Caristo can recite most of the disturbing details of Arquette's case by heart. She keeps finding more details even after 15 years.  Earlier this year, she brought her private investigator apprentices to an old mechanics shop at 824 Arno St. N.E., a place she said had been a notorious hangout for rogue cops in the 1980s.  The building is near where Arquette was shot, and it’s the location where witnesses saw a VW Beetle try to take refuge after fleeing the crime scene. It's torn down now, but as her students wandered through its hull one of them found an old check.


The cancelled check was made out to Sharon Smith, the new friend that Arquette went to see on the night of her death – the woman who gave her written directions to her home, routing her through the neighborhood in which she was shot.  Maybe it means something. Maybe nothing. For Caristo, the work continues.


For Duncan, it continues as well as she goes on, searching for answers. 


"Kait is just as dead today as she was 15 years ago," she said. "The same people who knew what happened back then still know what happened. Loyalties change; intimidated people gain courage; lost people find God. That hope is what keeps us going."


POSTSCRIPT by Lois Duncan Arquette:

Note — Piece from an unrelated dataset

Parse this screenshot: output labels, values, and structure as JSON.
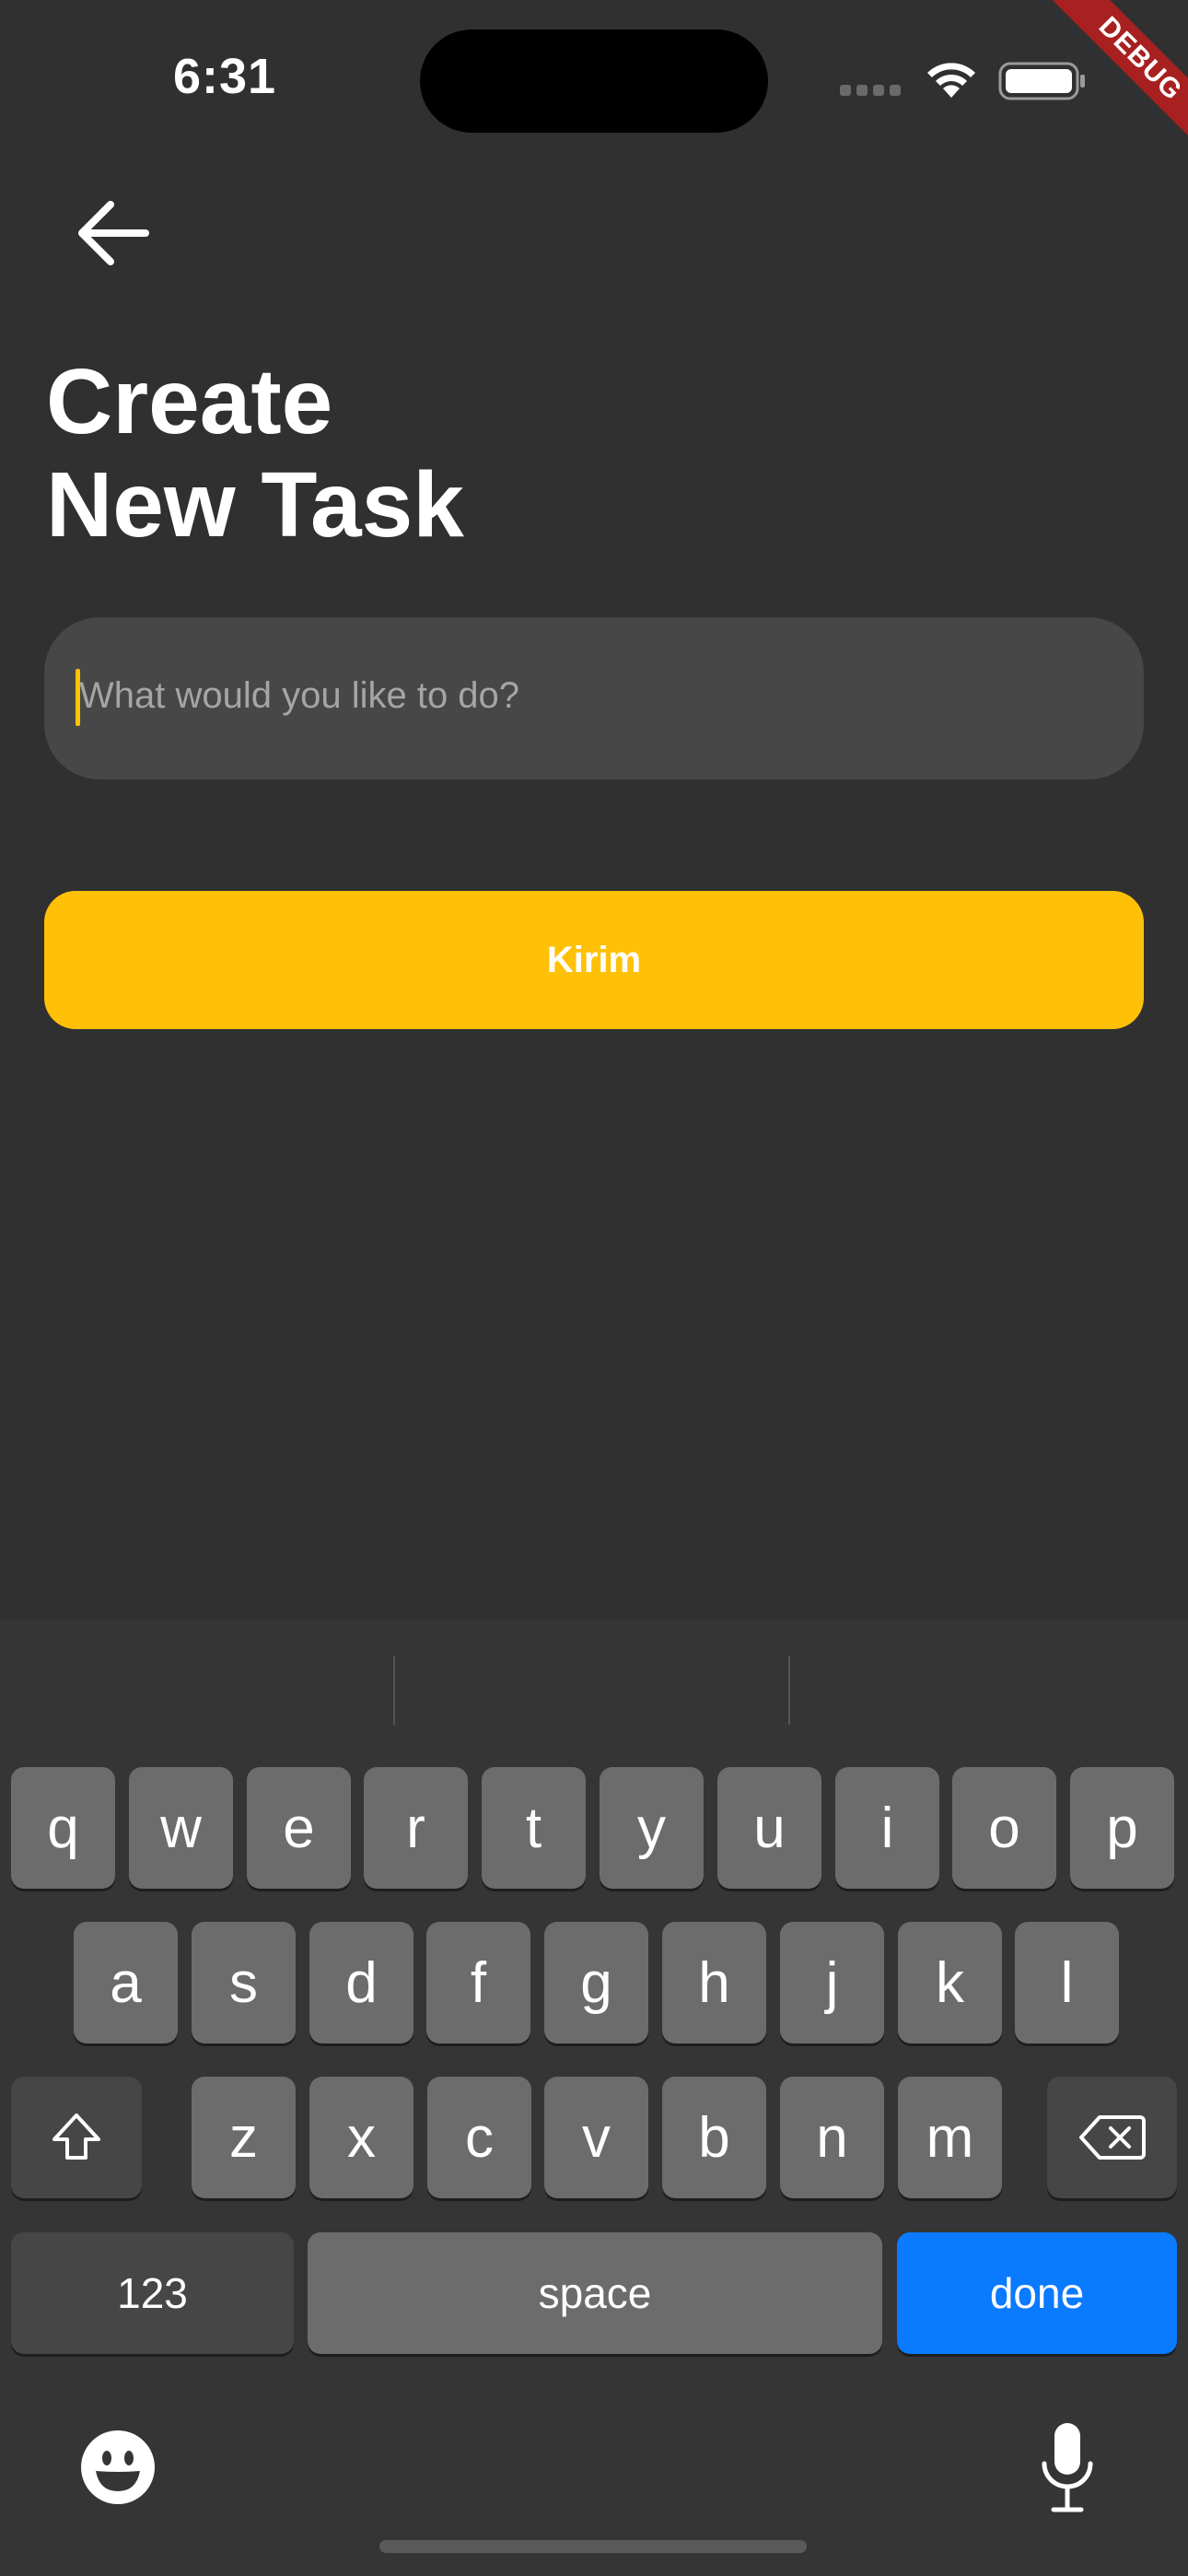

In June 2004, KRQE-TV in Albuquerque released information from a confidential narcotics report about drug activities of Chief Judge John Brennan and other prominent judges, attorneys, and members of the NM state legislature that date back to before Kait’s murder.  Other victims whose cases are featured on this web, (Peter Klunck, Ramona Duran, Stephen Haar, etc.), were killed immediately after telling people they feared for their lives because they had information about VIPs in NM who were involved in the drug trade. If this was what Kait found out about, the information in this long-buried report might turn out to hold all the answers that we and so many other NM families have been searching for.